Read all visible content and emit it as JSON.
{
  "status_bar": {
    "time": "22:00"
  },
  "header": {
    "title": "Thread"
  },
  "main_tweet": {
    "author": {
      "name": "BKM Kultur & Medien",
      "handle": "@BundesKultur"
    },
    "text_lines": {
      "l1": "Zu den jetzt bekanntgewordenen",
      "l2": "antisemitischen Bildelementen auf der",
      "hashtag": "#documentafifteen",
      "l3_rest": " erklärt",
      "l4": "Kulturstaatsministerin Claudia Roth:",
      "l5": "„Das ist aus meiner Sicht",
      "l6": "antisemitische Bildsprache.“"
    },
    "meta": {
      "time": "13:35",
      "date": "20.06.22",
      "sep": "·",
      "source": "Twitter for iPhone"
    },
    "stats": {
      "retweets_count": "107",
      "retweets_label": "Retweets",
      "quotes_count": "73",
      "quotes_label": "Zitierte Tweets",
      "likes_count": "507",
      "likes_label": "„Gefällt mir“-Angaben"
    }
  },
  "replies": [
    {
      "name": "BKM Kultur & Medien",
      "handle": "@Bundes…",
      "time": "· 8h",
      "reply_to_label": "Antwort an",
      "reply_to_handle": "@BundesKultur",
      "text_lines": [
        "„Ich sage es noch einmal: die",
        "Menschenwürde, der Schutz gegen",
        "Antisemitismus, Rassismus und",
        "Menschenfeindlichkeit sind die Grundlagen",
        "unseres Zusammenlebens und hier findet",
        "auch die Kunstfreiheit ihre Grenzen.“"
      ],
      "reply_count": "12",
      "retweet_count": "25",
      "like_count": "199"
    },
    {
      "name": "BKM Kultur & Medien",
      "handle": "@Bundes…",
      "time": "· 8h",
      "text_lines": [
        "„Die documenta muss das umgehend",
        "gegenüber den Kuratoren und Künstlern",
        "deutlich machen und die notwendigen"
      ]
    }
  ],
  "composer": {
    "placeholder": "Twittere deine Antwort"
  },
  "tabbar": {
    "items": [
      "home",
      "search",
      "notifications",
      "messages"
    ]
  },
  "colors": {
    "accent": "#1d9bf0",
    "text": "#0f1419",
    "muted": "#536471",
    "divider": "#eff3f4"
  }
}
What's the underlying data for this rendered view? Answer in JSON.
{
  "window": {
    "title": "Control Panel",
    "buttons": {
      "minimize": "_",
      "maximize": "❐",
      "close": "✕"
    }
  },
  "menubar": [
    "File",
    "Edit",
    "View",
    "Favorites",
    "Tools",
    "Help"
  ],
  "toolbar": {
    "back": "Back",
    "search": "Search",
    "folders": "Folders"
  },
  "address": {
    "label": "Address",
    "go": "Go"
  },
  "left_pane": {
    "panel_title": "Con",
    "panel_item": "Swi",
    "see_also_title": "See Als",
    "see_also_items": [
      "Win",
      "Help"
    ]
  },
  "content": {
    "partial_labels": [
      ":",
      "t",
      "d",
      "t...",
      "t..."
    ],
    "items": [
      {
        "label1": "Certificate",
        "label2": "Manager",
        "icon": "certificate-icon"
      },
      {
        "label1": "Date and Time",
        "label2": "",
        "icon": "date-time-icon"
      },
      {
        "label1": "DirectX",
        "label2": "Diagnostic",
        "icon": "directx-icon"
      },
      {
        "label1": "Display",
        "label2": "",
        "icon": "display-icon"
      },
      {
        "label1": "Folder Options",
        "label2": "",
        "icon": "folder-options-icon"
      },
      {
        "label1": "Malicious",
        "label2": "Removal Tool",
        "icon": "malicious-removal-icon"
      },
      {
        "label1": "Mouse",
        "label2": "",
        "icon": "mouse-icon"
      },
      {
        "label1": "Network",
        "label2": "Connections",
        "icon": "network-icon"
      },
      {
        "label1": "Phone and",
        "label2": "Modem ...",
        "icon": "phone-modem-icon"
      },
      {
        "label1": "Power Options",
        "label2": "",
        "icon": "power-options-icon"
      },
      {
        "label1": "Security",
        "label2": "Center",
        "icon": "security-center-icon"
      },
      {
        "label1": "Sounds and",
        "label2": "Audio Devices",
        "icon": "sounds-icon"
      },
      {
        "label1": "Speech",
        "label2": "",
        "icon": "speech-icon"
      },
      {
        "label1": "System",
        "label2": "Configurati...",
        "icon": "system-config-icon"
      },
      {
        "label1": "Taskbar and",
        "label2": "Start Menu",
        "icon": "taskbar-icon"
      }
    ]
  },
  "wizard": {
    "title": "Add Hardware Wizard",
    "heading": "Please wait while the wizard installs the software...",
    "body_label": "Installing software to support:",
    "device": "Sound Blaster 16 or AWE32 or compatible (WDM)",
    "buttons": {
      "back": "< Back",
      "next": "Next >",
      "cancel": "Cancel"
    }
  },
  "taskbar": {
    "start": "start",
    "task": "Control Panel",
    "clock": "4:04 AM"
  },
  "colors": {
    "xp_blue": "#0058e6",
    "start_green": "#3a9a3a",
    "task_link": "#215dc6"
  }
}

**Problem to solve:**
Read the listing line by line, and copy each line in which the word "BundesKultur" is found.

**Solution to this exercise:**
      "handle": "@BundesKultur"
      "reply_to_handle": "@BundesKultur",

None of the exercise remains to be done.